Why can’t Facebook enforce its own community standards?

Recently, while scrolling through my Facebook News Feed, I was alarmed to find people sharing a video of an animal being tortured and killed. 

The footage shows a man dragging a cat on a leash, kicking it, and tossing it in front of a snarling pit bull that’s chained to a wall. The cat tries several times to escape, and each time the man, laughing, shoves him closer and closer until the dog is finally able to grab him. The cat does not survive.

Here’s an early screengrab, taken before the clip becomes graphic:


 

A Colombian user posted the video and attached a description in Spanish: 

LA RAZA MAS PELIGROSA “LA HUMANA” ! La mayoria de gente es ignorante por no saber utilizar bien una mascota no importa la raza que sea , son solo para darles amor y no para ponerlos a peliar por diversion , decimos que la culpa la tienen los animales por ser asi , sabiendo que ellos solo actuan asi por defensa , los mismos dueños son los culpables por inculcarles esa conducta.

Which roughly translates to:

The most dangerous animal is man. Most people are ignorant about how to treat a pet. No matter what kind, pets are just to give you love, not to fight for sport. We say animals are to blame, knowing they only act in defense. The same owners are to blame for instilling that [violent] behavior.

The description reads like an anti-animal-cruelty PSA, so the poster’s heart may have been in the right place. But even then, it’s hard not to cringe at the attached video and wonder how it had been permitted to spread on Facebook as much as it had. (At the time I viewed it, it had already been shared thousands of times.) Still, I reported the video for graphic violence. I had nothing against the user who had posted it, but my gut instinct was that videos of tortured animals don’t belong on Facebook—or, for that matter, anywhere. 

Within an hour of reporting the video, I received a surprising response from the Facebook Help Team.

“We reviewed the video you reported for containing graphic violence and found it doesn’t violate our Community Standards,” the team said.


 

Reading the Help Team’s response, I couldn’t help but wonder how the video could do anything but violate the service’s community standards. Here’s what Facebook has to say about graphic content:

Facebook has long been a place where people turn to share their experiences and raise awareness about issues important to them. Sometimes, those experiences and issues involve graphic content that is of public interest or concern, such as human rights abuses or acts of terrorism. In many instances, when people share this type of content, it is to condemn it. However, graphic images shared for sadistic effect or to celebrate or glorify violence have no place on our site.

When people share any content, we expect that they will share in a responsible manner. That includes choosing carefully the audience for the content. For graphic videos, people should warn their audience about the nature of the content in the video so that their audience can make an informed choice about whether to watch it.

Reading that, it’s apparent that videos like this one may be acceptable under the site’s standards as long as the poster includes a warning to viewers. Needless to say, the person who shared the video of a cat getting mauled to death did not provide a warning.
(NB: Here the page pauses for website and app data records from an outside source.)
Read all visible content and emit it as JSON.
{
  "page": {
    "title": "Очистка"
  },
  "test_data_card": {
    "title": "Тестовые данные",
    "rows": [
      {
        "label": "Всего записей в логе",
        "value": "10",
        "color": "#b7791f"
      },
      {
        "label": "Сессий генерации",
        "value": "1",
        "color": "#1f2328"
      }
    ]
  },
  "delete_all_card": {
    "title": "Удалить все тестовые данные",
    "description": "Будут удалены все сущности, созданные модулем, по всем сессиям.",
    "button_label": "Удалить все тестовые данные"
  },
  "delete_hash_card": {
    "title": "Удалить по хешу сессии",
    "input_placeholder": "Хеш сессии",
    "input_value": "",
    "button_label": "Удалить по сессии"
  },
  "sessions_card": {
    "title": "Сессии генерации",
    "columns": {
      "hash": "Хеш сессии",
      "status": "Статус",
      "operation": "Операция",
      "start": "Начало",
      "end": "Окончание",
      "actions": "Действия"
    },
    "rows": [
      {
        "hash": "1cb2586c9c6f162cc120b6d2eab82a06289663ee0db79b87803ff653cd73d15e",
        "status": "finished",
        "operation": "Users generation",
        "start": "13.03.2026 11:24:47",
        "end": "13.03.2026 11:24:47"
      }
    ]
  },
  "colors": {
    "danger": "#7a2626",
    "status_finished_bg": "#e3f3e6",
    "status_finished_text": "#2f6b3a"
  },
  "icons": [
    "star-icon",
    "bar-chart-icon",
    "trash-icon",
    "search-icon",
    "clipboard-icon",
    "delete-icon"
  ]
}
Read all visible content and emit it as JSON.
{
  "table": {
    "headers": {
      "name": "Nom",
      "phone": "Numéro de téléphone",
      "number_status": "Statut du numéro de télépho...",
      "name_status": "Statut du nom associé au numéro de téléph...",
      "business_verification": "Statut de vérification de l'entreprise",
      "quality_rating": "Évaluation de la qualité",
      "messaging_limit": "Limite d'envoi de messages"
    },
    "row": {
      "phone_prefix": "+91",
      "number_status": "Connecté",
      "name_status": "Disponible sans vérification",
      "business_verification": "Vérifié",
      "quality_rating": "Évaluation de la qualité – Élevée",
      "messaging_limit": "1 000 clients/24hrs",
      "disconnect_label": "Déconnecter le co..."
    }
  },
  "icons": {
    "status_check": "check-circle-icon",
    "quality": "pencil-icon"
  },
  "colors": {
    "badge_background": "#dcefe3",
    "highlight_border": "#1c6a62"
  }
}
It raises the question of whether, and how, Facebook needs to better police its content—perhaps by including an age requirement to view certain posts, or an auto-generated landing page with a warning before certain content becomes visible. It also calls into question how effective is a post like the one above at raising social awareness. Are thousands of people sharing the video out of outrage or for a grotesque thrill? It’s unclear.

This isn’t the first time a video has been posted to Facebook depicting animal cruelty, and it’s not the first time the social media giant has dragged its feet on removing that content. In fact, except for the case of breastfeeding photos, the social network has a history of slow responses in addressing hate speech and offensive content
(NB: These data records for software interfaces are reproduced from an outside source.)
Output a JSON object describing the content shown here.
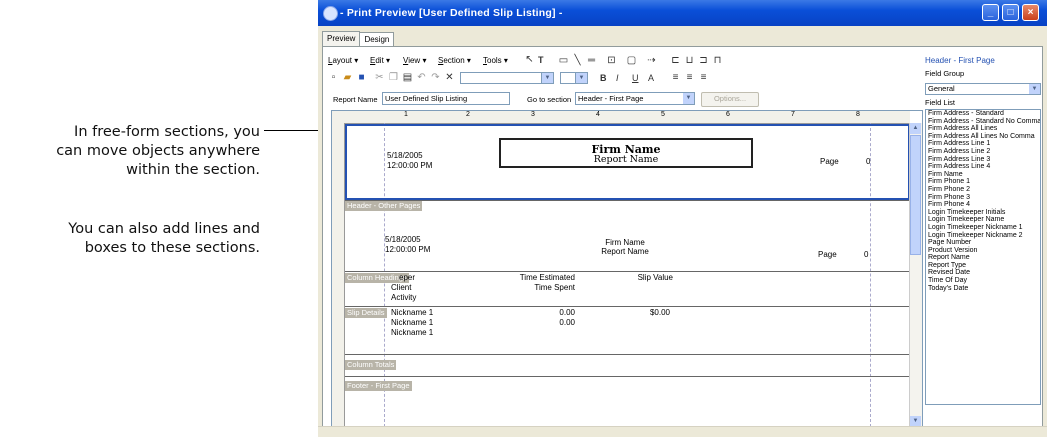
{
  "annotations": {
    "free_form": [
      "In free-form sections, you",
      "can move objects anywhere",
      "within the section."
    ],
    "lines_boxes": [
      "You can also add lines and",
      "boxes to these sections."
    ]
  },
  "window": {
    "title": "- Print Preview [User Defined Slip Listing] -",
    "tabs": [
      "Preview",
      "Design"
    ],
    "active_tab": "Design"
  },
  "menubar": {
    "items": [
      {
        "label": "Layout",
        "key": "L",
        "rest": "ayout"
      },
      {
        "label": "Edit",
        "key": "E",
        "rest": "dit"
      },
      {
        "label": "View",
        "key": "V",
        "rest": "iew"
      },
      {
        "label": "Section",
        "key": "S",
        "rest": "ection"
      },
      {
        "label": "Tools",
        "key": "T",
        "rest": "ools"
      }
    ],
    "tools_text": "T"
  },
  "toolbar": {
    "bold": "B",
    "italic": "I",
    "underline": "U",
    "font_color": "A"
  },
  "report": {
    "name_label": "Report Name",
    "name_value": "User Defined Slip Listing",
    "goto_label": "Go to section",
    "goto_value": "Header - First Page",
    "options_label": "Options..."
  },
  "ruler": {
    "marks": [
      "1",
      "2",
      "3",
      "4",
      "5",
      "6",
      "7",
      "8"
    ]
  },
  "sections": {
    "header_first": {
      "date": "5/18/2005",
      "time": "12:00:00 PM",
      "firm": "Firm Name",
      "report": "Report Name",
      "page_label": "Page",
      "page_value": "0"
    },
    "header_other": {
      "label": "Header - Other Pages",
      "date": "5/18/2005",
      "time": "12:00:00 PM",
      "firm": "Firm Name",
      "report": "Report Name",
      "page_label": "Page",
      "page_value": "0"
    },
    "column_headings": {
      "label": "Column Headings",
      "col1_partial": "eper",
      "col1_line2": "Client",
      "col1_line3": "Activity",
      "col2_line1": "Time Estimated",
      "col2_line2": "Time Spent",
      "col3": "Slip Value"
    },
    "slip_details": {
      "label": "Slip Details",
      "nick1": "Nickname 1",
      "nick2": "Nickname 1",
      "nick3": "Nickname 1",
      "v1": "0.00",
      "v2": "0.00",
      "amount": "$0.00"
    },
    "column_totals": {
      "label": "Column Totals"
    },
    "footer_first": {
      "label": "Footer - First Page"
    }
  },
  "panel": {
    "title": "Header - First Page",
    "field_group_label": "Field Group",
    "field_group_value": "General",
    "field_list_label": "Field List",
    "fields": [
      "Firm Address - Standard",
      "Firm Address - Standard No Comma",
      "Firm Address All Lines",
      "Firm Address All Lines No Comma",
      "Firm Address Line 1",
      "Firm Address Line 2",
      "Firm Address Line 3",
      "Firm Address Line 4",
      "Firm Name",
      "Firm Phone 1",
      "Firm Phone 2",
      "Firm Phone 3",
      "Firm Phone 4",
      "Login Timekeeper Initials",
      "Login Timekeeper Name",
      "Login Timekeeper Nickname 1",
      "Login Timekeeper Nickname 2",
      "Page Number",
      "Product Version",
      "Report Name",
      "Report Type",
      "Revised Date",
      "Time Of Day",
      "Today's Date"
    ]
  }
}
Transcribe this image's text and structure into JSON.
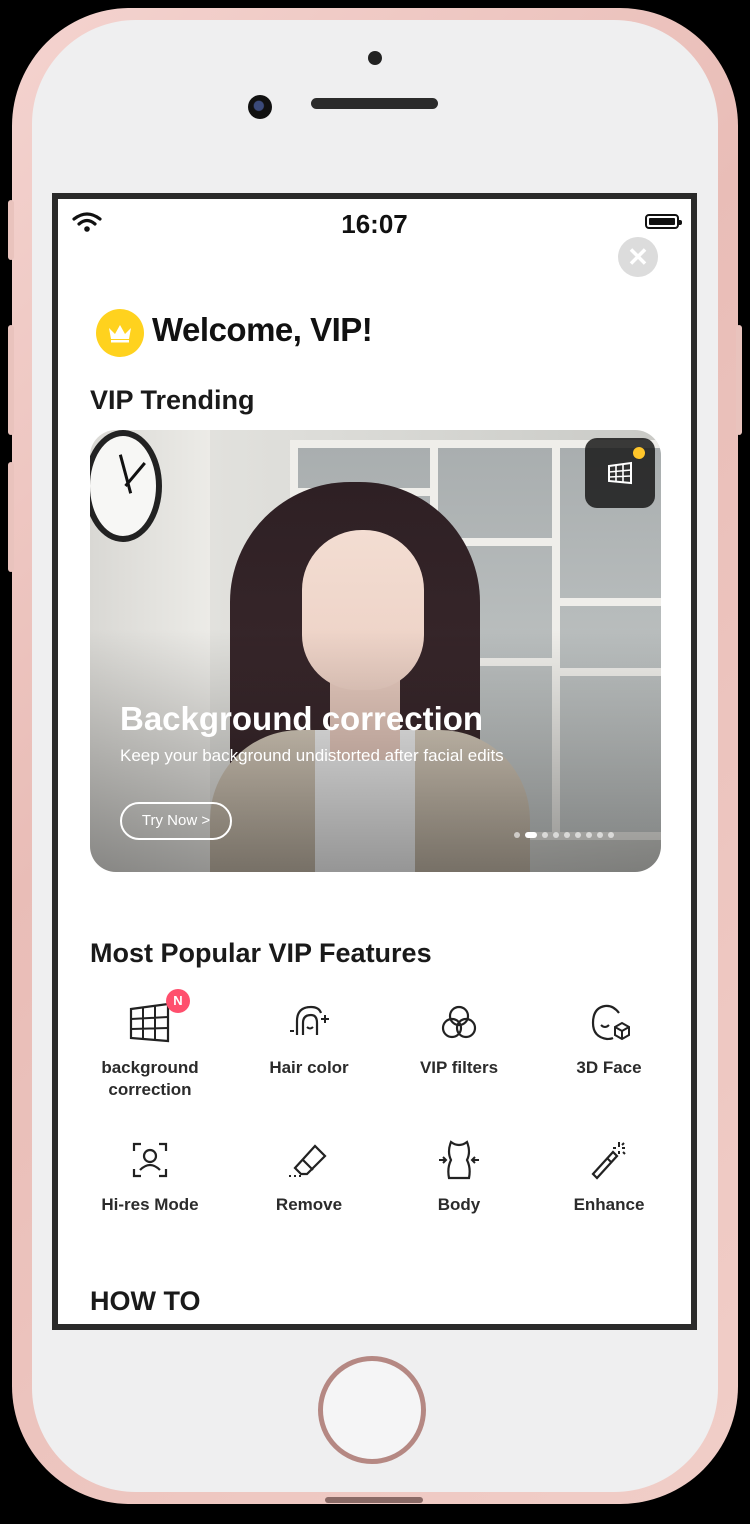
{
  "status_bar": {
    "time": "16:07"
  },
  "header": {
    "welcome": "Welcome, VIP!",
    "close_icon": "close-icon"
  },
  "sections": {
    "trending_title": "VIP Trending",
    "popular_title": "Most Popular VIP Features",
    "how_to_title": "HOW TO"
  },
  "banner": {
    "title": "Background correction",
    "subtitle": "Keep your background undistorted after facial edits",
    "cta": "Try Now >",
    "page_count": 9,
    "active_page": 1
  },
  "features": [
    {
      "label": "background correction",
      "icon": "grid-icon",
      "badge": "N"
    },
    {
      "label": "Hair color",
      "icon": "hair-icon"
    },
    {
      "label": "VIP filters",
      "icon": "filters-icon"
    },
    {
      "label": "3D Face",
      "icon": "3d-face-icon"
    },
    {
      "label": "Hi-res Mode",
      "icon": "face-scan-icon"
    },
    {
      "label": "Remove",
      "icon": "eraser-icon"
    },
    {
      "label": "Body",
      "icon": "body-icon"
    },
    {
      "label": "Enhance",
      "icon": "magic-wand-icon"
    }
  ],
  "colors": {
    "accent": "#ffd21e",
    "badge": "#ff4f6d"
  }
}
Two days after the initial report and response, Facebook sent me another message, this time stating that the Help Team had not reviewed the video because the user had deleted it before they had the opportunity to do so:


 

This contradicted the previous message, which said Facebook had reviewed the video and found it did not violate the site’s rules. It’s curious, considering that the video was available and shared online for two days after Facebook initially stated it wasn’t in violation.

So which is it, Facebook? Did the team review the video content at all, and if not, why did it reply to reports and claim that it did? 

The problem isn’t Facebook’s community standards—it’s the social network’s failure to enforce its own rules.

Photo via Thierry Ehrmann/Flickr (CC BY 2.0) | Remix by Fernando Alfonso III

Ikenna Anyoku

Ikenna Anyoku

Ikenna Anyoku was a contributor to the Daily Dot from 2014 to 2016 focusing on viral news and entertainment. He now works as a staff attorney for the Legal Aid Society in New York.